Search the listing for the word "likes". Copy every line where it is found.
▽
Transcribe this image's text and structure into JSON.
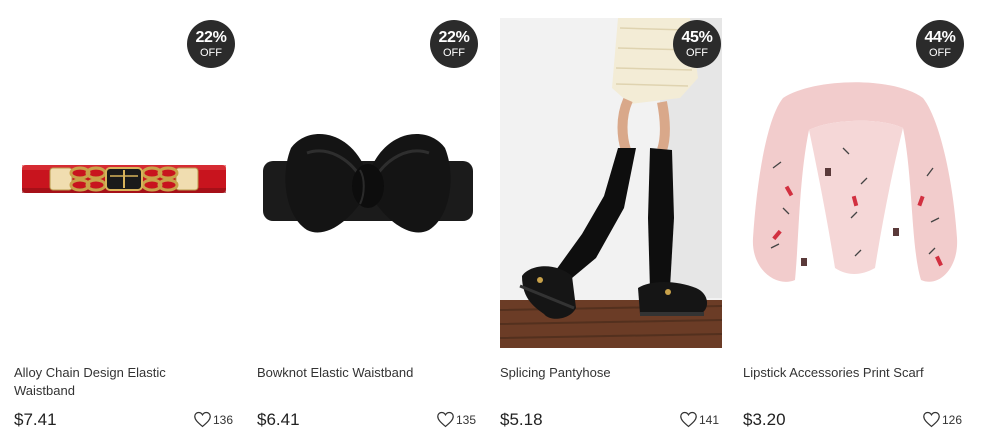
{
  "products": [
    {
      "discount_pct": "22%",
      "discount_off": "OFF",
      "title": "Alloy Chain Design Elastic Waistband",
      "price": "$7.41",
      "likes": "136",
      "image": "red-elastic-belt-gold-chain-buckle"
    },
    {
      "discount_pct": "22%",
      "discount_off": "OFF",
      "title": "Bowknot Elastic Waistband",
      "price": "$6.41",
      "likes": "135",
      "image": "black-bow-waistband"
    },
    {
      "discount_pct": "45%",
      "discount_off": "OFF",
      "title": "Splicing Pantyhose",
      "price": "$5.18",
      "likes": "141",
      "image": "black-thigh-high-pantyhose-legs"
    },
    {
      "discount_pct": "44%",
      "discount_off": "OFF",
      "title": "Lipstick Accessories Print Scarf",
      "price": "$3.20",
      "likes": "126",
      "image": "pink-printed-scarf"
    }
  ],
  "colors": {
    "badge_bg": "#2b2b2b",
    "belt_red": "#c8141e",
    "bow_black": "#151515",
    "scarf_pink": "#f2cccc"
  },
  "icons": {
    "like": "heart-outline-icon"
  }
}
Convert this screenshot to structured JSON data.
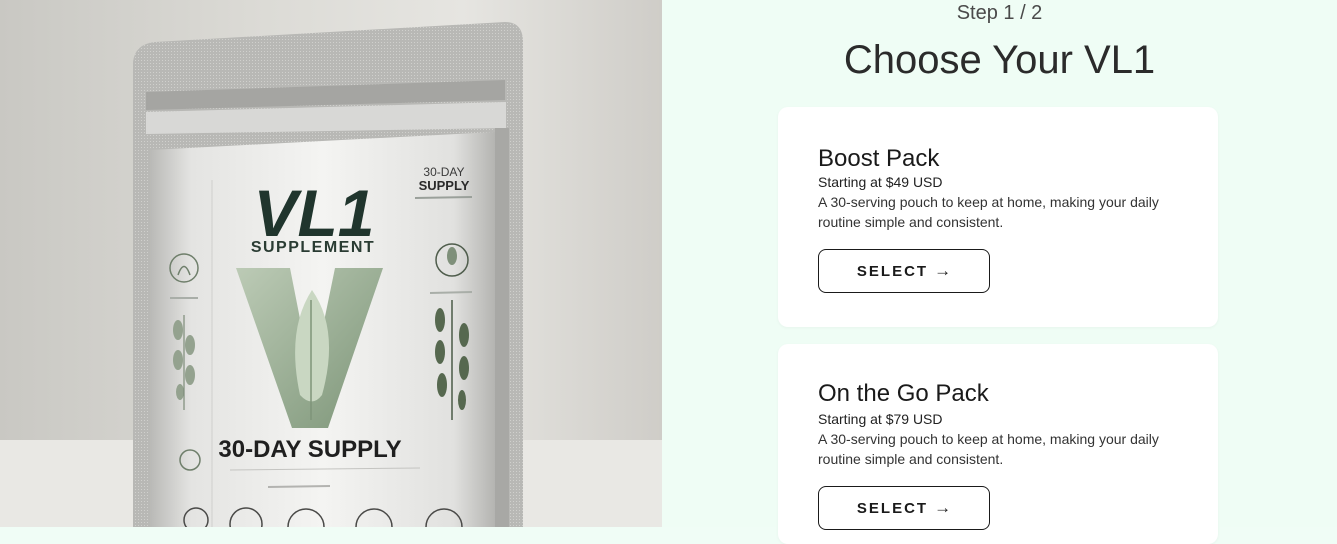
{
  "product_image": {
    "brand": "VL1",
    "subtitle": "SUPPLEMENT",
    "corner_text_1": "30-DAY",
    "corner_text_2": "SUPPLY",
    "supply_text": "30-DAY SUPPLY",
    "icons": [
      "herb-icon",
      "leaf-icon",
      "sprout-icon"
    ]
  },
  "checkout": {
    "step": "Step 1 / 2",
    "title": "Choose Your VL1",
    "packs": [
      {
        "name": "Boost Pack",
        "price": "Starting at $49 USD",
        "description": "A 30-serving pouch to keep at home, making your daily routine simple and consistent.",
        "button": "SELECT",
        "button_icon": "→"
      },
      {
        "name": "On the Go Pack",
        "price": "Starting at $79 USD",
        "description": "A 30-serving pouch to keep at home, making your daily routine simple and consistent.",
        "button": "SELECT",
        "button_icon": "→"
      }
    ]
  },
  "colors": {
    "panel_bg": "#effdf5",
    "card_bg": "#ffffff",
    "text": "#1a1a1a"
  }
}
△
Written solution:
      "likes": "136",
      "likes": "135",
      "likes": "141",
      "likes": "126",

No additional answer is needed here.